[Opening Supplied entries section]
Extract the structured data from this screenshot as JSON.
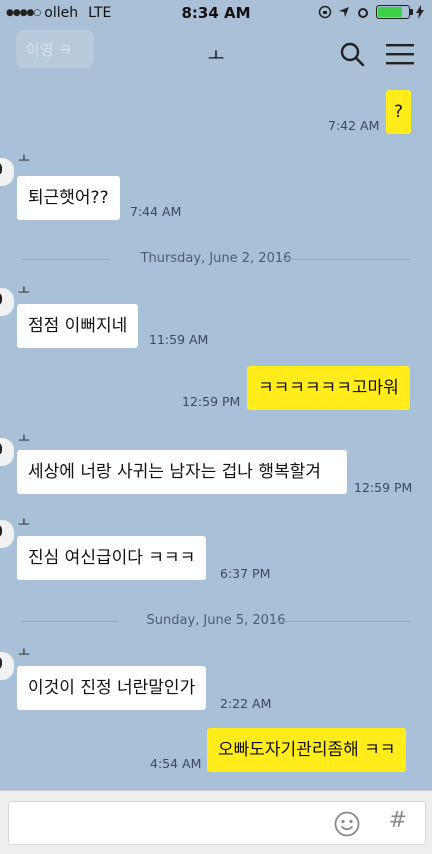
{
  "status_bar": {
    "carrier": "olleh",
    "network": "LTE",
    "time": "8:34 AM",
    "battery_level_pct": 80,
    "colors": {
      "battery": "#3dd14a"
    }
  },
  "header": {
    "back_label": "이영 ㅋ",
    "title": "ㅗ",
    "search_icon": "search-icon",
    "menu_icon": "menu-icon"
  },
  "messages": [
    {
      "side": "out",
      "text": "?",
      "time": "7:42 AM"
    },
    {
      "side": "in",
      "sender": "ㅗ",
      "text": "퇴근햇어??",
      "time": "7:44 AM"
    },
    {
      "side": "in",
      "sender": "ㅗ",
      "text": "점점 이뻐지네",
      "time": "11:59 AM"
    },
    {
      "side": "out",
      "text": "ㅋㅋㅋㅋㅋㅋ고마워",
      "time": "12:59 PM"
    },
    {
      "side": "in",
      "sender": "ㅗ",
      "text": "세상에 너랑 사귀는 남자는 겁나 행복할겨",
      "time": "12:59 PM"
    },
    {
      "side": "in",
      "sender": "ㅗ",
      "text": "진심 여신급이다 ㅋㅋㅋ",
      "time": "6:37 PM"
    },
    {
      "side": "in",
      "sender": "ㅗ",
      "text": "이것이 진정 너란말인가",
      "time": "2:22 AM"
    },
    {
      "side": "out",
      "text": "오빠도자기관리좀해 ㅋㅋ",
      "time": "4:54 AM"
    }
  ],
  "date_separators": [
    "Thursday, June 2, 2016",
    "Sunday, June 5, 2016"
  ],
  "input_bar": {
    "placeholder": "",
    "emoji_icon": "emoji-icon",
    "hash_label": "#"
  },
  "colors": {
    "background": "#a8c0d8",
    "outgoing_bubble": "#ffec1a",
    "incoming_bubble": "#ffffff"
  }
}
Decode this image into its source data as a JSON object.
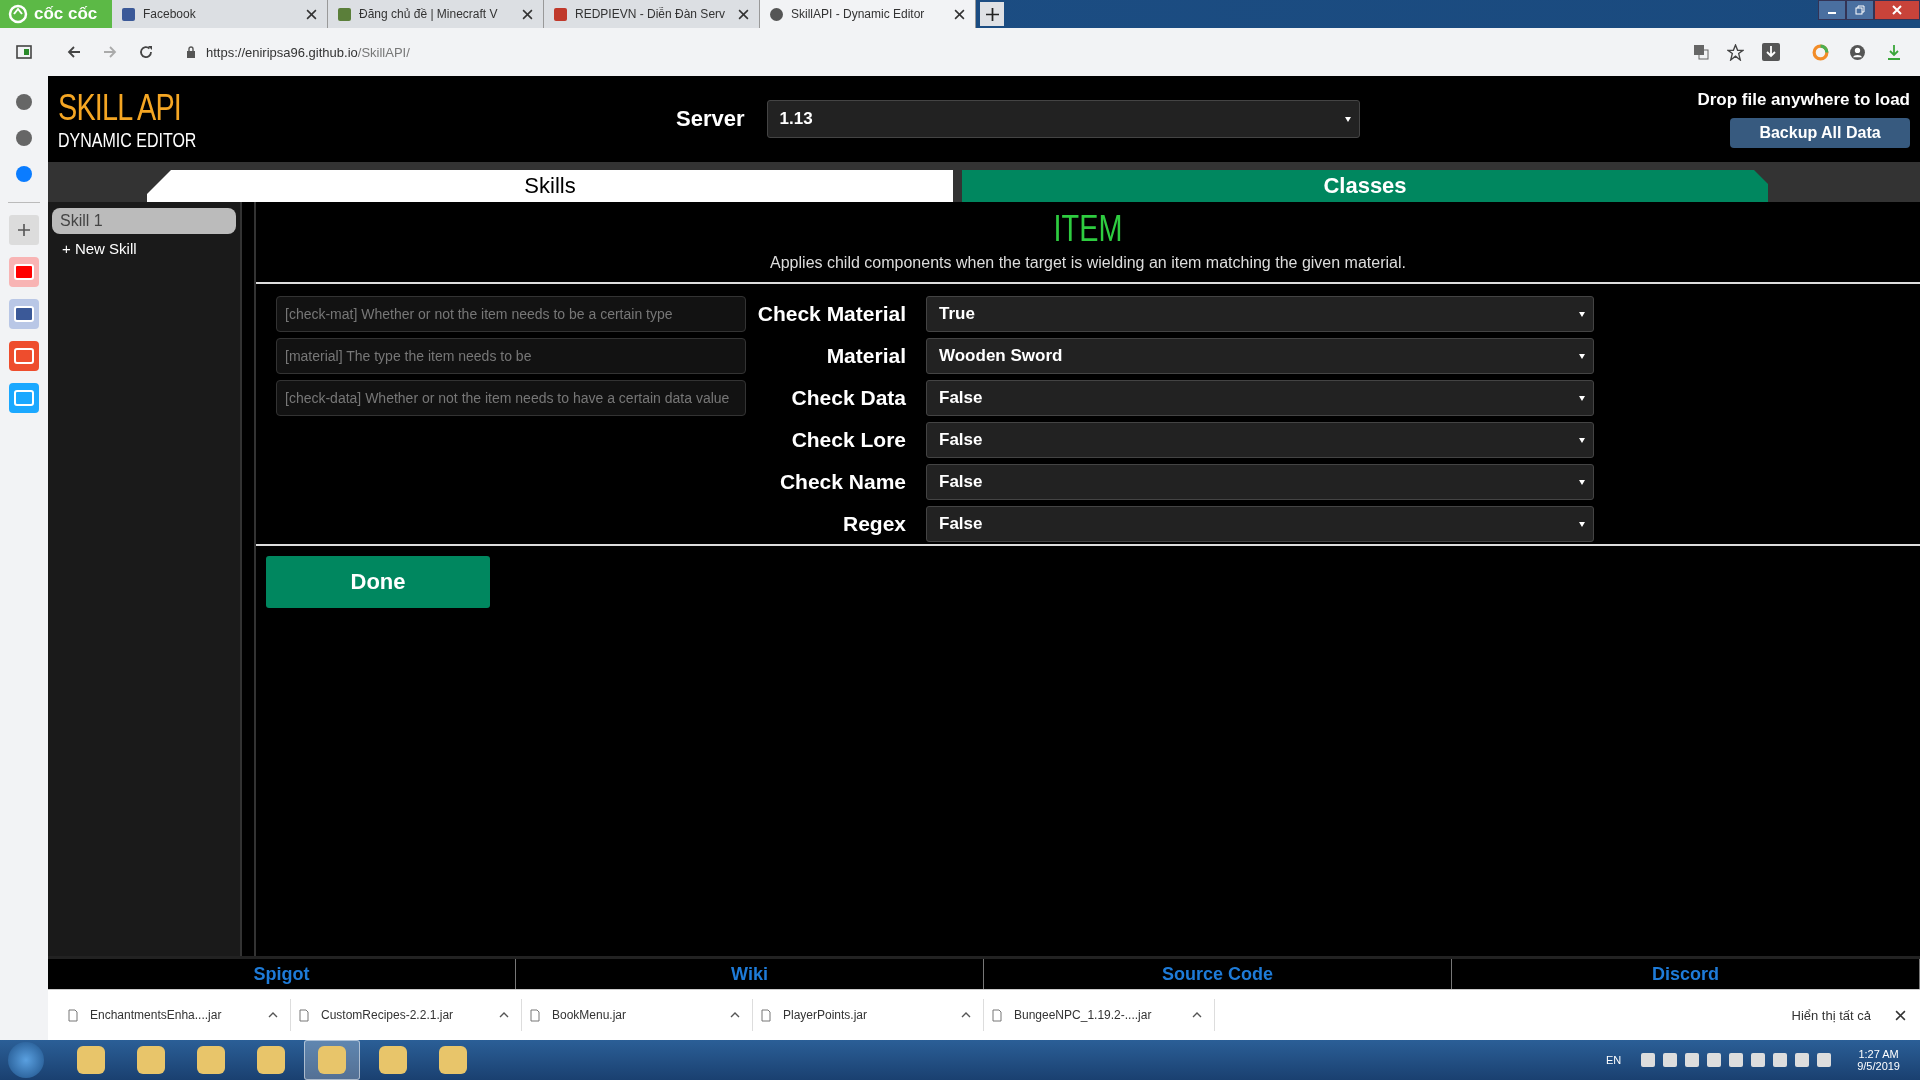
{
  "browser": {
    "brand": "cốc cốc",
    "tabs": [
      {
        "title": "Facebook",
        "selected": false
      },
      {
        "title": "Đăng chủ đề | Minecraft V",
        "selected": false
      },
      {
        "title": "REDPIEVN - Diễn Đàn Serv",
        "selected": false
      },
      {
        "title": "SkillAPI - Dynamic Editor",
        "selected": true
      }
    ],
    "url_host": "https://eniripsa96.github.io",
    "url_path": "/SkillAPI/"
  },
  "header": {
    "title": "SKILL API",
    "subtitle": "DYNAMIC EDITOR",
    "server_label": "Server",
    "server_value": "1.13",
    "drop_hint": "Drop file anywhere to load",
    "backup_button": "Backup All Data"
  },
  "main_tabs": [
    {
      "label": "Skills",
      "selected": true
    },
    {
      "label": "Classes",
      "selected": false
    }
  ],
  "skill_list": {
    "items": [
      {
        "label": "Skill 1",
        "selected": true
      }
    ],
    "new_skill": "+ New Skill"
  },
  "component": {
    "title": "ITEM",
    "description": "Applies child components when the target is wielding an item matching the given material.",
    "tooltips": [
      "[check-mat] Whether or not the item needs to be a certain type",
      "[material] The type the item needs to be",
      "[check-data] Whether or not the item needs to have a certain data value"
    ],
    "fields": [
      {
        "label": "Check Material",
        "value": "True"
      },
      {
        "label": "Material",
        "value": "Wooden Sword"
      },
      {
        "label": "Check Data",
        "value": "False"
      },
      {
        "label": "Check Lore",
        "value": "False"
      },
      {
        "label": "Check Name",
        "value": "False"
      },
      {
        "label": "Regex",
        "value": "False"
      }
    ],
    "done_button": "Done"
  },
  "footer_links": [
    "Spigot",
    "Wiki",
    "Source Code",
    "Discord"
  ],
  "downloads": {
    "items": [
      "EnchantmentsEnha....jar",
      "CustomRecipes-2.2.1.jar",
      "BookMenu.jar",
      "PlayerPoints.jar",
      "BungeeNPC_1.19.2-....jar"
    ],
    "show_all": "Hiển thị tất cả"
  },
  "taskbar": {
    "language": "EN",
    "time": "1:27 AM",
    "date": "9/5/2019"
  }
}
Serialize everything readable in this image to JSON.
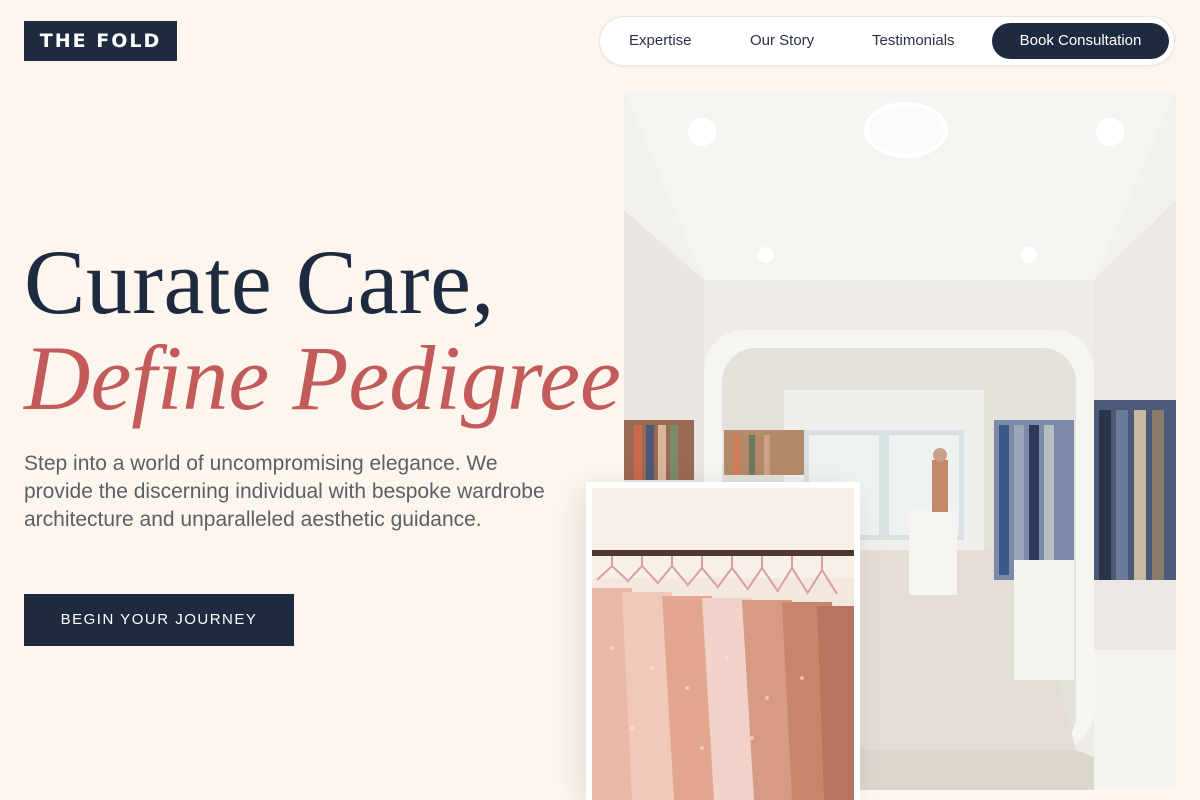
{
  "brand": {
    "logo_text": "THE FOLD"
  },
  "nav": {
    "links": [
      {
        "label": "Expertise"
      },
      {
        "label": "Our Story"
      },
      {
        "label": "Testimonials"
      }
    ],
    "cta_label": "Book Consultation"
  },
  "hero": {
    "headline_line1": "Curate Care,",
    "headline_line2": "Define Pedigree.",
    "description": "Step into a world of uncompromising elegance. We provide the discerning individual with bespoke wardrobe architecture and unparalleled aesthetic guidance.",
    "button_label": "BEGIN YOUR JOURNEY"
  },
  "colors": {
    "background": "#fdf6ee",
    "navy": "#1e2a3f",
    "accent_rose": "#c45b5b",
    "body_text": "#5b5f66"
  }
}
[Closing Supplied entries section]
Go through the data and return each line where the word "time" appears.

Reply to the exercise:
    "time": "8:34 AM",
      "time": "7:42 AM"
      "time": "7:44 AM"
      "time": "11:59 AM"
      "time": "12:59 PM"
      "time": "12:59 PM"
      "time": "6:37 PM"
      "time": "2:22 AM"
      "time": "4:54 AM"
    "time": "1:27 AM",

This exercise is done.